Of the fourteen bills, S. 3618 is best poised to make gains before the end of the congressional session after having already been passed in the House. S. 3618, the Strategic Petroleum Reserve Reform Act, allows the Strategic Petroleum Reserve to be opened up to outside rentals from foreign governments and private industry.
The Strategic Petroleum Reserve (SPR) is an underground storage facility spread over four sites in Louisiana and Texas, each of which stores crude oil in excavated salt caverns for a maximum total storage capacity of 727 million barrels (10 percent of U.S. annual consumption).
The House already passed a similar bill on September 25, H.R. 6511, which would create a pilot program to lease underutilized storage facilities in the reserve to private entities. Under current policy, the Department of Energy (DOE) may only lease those facilities to foreign governments.
The subcommittee invited Representative Joe Barton (R-TX-6), who introduced H.R. 6511, to provide testimony on S. 3618. “It would be a good thing for the private sector to utilize the unused space and it would be a good thing for the people of the United States because the money that would be obtained from leasing, some of that money could be used to update or modernize the SPR,” Barton said.
The subcommittee also considered a bill introduced by Energy and Natural Resources Chairwoman Lisa Murkowski (R-AK). On September 6, Senator Murkowski introduced S. 3422 to establish advanced nuclear reactor goals and provide for the full operations of a fast neutron reactor by 2025. The introduction of this bill coincided with President Donald Trump signing the Nuclear Energy Innovation Capabilities Act (NEICA) into law. NEICA, sponsored by Senator Mike Crapo (R-ID), encourages partnerships between DOE and private companies to develop new nuclear energy technologies.
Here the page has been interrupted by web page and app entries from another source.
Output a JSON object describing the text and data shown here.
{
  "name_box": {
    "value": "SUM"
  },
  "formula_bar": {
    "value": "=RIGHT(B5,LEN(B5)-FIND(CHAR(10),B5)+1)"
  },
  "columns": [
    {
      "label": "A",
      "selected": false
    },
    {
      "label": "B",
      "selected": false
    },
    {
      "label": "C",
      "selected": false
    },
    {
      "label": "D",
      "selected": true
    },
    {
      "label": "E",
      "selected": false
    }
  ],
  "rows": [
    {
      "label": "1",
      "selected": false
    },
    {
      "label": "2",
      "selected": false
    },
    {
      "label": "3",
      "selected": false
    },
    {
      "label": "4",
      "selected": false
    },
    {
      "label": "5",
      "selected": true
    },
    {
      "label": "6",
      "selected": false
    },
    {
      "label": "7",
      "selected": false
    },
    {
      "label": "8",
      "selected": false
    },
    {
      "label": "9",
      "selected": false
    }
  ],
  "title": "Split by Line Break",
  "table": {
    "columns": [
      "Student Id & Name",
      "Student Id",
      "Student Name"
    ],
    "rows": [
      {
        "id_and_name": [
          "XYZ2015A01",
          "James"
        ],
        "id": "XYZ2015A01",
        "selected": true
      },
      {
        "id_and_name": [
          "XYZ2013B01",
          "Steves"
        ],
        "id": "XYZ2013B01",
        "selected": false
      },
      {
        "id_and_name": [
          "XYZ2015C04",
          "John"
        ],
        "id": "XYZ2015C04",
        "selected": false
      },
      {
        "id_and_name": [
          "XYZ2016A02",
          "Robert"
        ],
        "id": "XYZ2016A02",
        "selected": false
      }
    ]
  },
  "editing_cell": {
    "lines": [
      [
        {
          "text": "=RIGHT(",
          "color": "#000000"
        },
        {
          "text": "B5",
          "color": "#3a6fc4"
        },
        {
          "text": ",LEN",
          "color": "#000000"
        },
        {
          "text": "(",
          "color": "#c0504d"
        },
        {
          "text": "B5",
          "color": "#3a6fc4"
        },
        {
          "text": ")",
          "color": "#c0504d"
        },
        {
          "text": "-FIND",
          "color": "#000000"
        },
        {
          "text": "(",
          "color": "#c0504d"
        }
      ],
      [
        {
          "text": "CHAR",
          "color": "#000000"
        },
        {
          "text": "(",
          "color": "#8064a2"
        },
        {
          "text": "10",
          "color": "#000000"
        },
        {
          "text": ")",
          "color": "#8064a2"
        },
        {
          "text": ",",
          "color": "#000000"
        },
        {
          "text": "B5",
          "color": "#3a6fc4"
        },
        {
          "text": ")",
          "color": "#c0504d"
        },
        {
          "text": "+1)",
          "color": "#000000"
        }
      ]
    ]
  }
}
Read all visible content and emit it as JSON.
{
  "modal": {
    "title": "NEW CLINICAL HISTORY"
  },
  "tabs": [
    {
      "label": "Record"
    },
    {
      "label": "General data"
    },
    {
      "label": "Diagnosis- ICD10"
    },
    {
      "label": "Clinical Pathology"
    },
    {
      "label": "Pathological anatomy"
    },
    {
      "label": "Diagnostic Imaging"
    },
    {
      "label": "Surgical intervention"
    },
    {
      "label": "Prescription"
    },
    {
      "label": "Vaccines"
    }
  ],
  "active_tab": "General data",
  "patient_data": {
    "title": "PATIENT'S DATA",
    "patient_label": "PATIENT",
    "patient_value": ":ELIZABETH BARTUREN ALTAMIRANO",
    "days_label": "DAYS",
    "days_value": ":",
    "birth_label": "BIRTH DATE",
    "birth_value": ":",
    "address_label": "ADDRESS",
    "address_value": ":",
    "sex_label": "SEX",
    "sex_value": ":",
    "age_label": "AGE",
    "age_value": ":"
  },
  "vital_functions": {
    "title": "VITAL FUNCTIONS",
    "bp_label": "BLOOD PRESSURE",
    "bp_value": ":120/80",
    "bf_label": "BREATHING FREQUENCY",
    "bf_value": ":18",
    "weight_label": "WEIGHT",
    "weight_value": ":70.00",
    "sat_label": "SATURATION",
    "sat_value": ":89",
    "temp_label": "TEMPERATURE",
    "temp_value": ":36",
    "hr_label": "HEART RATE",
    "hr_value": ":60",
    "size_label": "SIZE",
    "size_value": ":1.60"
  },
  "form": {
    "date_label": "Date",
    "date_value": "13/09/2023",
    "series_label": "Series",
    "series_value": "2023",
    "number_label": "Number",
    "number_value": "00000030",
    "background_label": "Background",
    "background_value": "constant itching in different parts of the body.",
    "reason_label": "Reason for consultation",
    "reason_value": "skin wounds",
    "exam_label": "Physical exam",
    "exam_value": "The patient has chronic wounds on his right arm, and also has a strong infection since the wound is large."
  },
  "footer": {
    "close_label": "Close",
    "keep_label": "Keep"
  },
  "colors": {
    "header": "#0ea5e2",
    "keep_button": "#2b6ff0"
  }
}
Other bills considered in the hearing covered topics as varied as grid infrastructure, liquified natural gas permitting, energy conservation in federal buildings, and re-refining used lubricating oil. Congress now has until December 31 to pursue further action on the discussed bills before the end of the current session.
Sources: E&E News; U.S. Senate Committee on Energy and Natural Resources, Subcommittee on Energy; The White House.